* _Brief_
The line containing "Parse this screenshot: output" opens the span to copy, and the last line of the records below closes it. Write out that span exactly.
------ Supplied records
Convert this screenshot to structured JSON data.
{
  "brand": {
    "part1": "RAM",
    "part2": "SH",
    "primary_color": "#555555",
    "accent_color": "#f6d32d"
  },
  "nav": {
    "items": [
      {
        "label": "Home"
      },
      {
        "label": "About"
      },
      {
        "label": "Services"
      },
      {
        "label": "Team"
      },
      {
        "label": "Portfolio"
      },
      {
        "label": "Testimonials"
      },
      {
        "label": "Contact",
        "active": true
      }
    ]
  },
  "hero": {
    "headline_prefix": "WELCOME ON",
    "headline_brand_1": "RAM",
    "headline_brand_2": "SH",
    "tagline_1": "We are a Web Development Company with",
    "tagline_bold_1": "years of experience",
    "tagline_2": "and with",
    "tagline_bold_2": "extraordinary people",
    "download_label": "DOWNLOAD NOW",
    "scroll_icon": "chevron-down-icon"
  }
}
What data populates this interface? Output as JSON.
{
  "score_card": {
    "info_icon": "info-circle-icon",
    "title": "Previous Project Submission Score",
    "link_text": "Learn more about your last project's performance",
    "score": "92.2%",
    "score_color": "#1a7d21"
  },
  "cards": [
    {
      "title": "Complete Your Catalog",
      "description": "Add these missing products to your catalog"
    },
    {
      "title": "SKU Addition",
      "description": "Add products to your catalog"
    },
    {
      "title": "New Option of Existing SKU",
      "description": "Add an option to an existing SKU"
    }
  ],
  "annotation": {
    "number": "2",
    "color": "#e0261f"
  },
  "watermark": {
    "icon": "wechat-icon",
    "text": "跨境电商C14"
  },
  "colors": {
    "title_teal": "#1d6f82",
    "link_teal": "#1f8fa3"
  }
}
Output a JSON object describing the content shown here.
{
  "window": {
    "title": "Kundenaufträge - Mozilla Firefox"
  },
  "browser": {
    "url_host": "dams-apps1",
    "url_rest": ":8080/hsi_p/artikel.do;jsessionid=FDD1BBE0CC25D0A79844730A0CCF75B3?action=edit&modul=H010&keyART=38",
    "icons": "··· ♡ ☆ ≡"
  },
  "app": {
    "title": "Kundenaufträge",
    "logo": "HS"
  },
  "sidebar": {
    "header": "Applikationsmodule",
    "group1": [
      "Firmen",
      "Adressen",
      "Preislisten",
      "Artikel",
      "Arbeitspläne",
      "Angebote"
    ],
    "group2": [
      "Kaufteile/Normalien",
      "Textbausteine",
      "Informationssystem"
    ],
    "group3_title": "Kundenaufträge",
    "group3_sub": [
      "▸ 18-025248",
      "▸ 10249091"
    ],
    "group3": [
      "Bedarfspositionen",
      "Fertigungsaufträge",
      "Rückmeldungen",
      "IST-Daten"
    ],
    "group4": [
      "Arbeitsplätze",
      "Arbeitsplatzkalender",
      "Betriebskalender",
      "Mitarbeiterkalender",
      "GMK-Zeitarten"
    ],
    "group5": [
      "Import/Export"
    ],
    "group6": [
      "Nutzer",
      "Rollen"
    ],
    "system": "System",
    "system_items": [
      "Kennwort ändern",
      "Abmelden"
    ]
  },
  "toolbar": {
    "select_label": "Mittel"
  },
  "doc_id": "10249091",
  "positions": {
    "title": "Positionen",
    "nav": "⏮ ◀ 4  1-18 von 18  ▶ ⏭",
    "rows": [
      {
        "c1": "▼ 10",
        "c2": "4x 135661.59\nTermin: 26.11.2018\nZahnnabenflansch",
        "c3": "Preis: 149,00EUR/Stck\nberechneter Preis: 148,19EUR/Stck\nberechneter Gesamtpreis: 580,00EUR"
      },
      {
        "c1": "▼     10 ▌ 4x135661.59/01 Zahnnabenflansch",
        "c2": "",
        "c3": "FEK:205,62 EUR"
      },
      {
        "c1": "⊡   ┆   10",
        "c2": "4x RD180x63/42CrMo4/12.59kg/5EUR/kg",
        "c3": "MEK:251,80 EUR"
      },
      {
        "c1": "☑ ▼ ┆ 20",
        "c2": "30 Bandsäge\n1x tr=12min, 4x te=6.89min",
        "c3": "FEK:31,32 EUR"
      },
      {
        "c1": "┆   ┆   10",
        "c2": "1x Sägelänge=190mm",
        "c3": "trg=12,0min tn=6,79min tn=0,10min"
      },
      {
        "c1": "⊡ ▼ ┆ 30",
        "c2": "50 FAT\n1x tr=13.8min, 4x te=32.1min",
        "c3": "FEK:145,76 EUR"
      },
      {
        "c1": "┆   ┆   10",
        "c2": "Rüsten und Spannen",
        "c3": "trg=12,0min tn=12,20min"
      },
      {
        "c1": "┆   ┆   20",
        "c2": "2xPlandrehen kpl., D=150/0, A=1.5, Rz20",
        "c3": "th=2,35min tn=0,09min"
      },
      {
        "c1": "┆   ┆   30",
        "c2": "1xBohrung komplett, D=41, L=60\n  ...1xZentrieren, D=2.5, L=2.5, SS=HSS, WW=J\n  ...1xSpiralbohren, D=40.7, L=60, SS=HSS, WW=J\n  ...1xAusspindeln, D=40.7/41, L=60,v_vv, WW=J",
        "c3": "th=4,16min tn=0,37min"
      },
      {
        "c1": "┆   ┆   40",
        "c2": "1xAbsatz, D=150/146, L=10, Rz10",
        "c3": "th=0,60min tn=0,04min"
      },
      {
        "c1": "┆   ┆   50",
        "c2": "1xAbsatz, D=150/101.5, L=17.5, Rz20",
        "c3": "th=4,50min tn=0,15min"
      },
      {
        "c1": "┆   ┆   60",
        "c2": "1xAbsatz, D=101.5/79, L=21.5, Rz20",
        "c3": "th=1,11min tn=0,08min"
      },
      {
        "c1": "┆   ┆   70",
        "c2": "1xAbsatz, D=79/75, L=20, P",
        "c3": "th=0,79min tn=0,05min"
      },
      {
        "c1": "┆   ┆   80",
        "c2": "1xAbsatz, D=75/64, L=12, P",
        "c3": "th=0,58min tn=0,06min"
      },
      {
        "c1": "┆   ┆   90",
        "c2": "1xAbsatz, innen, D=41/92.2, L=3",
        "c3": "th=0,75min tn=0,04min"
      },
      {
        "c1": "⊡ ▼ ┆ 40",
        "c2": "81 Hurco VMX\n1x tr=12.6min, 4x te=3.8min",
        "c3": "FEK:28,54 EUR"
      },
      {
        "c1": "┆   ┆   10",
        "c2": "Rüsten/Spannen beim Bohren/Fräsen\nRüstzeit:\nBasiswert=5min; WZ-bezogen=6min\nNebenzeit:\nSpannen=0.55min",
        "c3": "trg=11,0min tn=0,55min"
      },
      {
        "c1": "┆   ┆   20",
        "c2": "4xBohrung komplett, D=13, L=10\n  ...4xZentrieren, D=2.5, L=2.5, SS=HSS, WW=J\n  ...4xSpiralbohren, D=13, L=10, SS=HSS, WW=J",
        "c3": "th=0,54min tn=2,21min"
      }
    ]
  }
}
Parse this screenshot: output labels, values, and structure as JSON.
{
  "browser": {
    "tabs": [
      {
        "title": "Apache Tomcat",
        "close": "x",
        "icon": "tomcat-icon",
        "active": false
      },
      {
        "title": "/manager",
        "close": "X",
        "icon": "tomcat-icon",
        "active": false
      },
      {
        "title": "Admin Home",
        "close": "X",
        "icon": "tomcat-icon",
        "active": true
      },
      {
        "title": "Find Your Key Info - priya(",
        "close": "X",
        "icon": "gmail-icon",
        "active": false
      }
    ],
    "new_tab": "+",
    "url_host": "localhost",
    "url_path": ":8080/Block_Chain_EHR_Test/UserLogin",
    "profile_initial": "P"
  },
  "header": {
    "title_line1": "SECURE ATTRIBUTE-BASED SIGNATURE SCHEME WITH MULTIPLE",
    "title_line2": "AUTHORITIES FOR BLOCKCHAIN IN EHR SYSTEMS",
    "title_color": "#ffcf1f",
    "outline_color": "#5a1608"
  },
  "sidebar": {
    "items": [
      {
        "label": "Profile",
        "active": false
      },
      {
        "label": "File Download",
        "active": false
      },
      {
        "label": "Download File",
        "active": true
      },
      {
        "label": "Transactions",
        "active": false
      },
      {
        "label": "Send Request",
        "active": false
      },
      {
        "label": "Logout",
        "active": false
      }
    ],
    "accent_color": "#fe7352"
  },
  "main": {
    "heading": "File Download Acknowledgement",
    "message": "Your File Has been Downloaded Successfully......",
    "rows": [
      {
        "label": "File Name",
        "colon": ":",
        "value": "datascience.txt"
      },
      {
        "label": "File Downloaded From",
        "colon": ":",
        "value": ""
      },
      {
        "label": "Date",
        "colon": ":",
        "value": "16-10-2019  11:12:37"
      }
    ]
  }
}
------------
* _Expected output_
Parse this screenshot: output labels, values, and structure as JSON.
{
  "browser": {
    "tabs": [
      {
        "title": "Apache Tomcat",
        "close": "x",
        "icon": "tomcat-icon",
        "active": false
      },
      {
        "title": "/manager",
        "close": "X",
        "icon": "tomcat-icon",
        "active": false
      },
      {
        "title": "Admin Home",
        "close": "X",
        "icon": "tomcat-icon",
        "active": true
      },
      {
        "title": "Find Your Key Info - priya(",
        "close": "X",
        "icon": "gmail-icon",
        "active": false
      }
    ],
    "new_tab": "+",
    "url_host": "localhost",
    "url_path": ":8080/Block_Chain_EHR_Test/UserLogin",
    "profile_initial": "P"
  },
  "header": {
    "title_line1": "SECURE ATTRIBUTE-BASED SIGNATURE SCHEME WITH MULTIPLE",
    "title_line2": "AUTHORITIES FOR BLOCKCHAIN IN EHR SYSTEMS",
    "title_color": "#ffcf1f",
    "outline_color": "#5a1608"
  },
  "sidebar": {
    "items": [
      {
        "label": "Profile",
        "active": false
      },
      {
        "label": "File Download",
        "active": false
      },
      {
        "label": "Download File",
        "active": true
      },
      {
        "label": "Transactions",
        "active": false
      },
      {
        "label": "Send Request",
        "active": false
      },
      {
        "label": "Logout",
        "active": false
      }
    ],
    "accent_color": "#fe7352"
  },
  "main": {
    "heading": "File Download Acknowledgement",
    "message": "Your File Has been Downloaded Successfully......",
    "rows": [
      {
        "label": "File Name",
        "colon": ":",
        "value": "datascience.txt"
      },
      {
        "label": "File Downloaded From",
        "colon": ":",
        "value": ""
      },
      {
        "label": "Date",
        "colon": ":",
        "value": "16-10-2019  11:12:37"
      }
    ]
  }
}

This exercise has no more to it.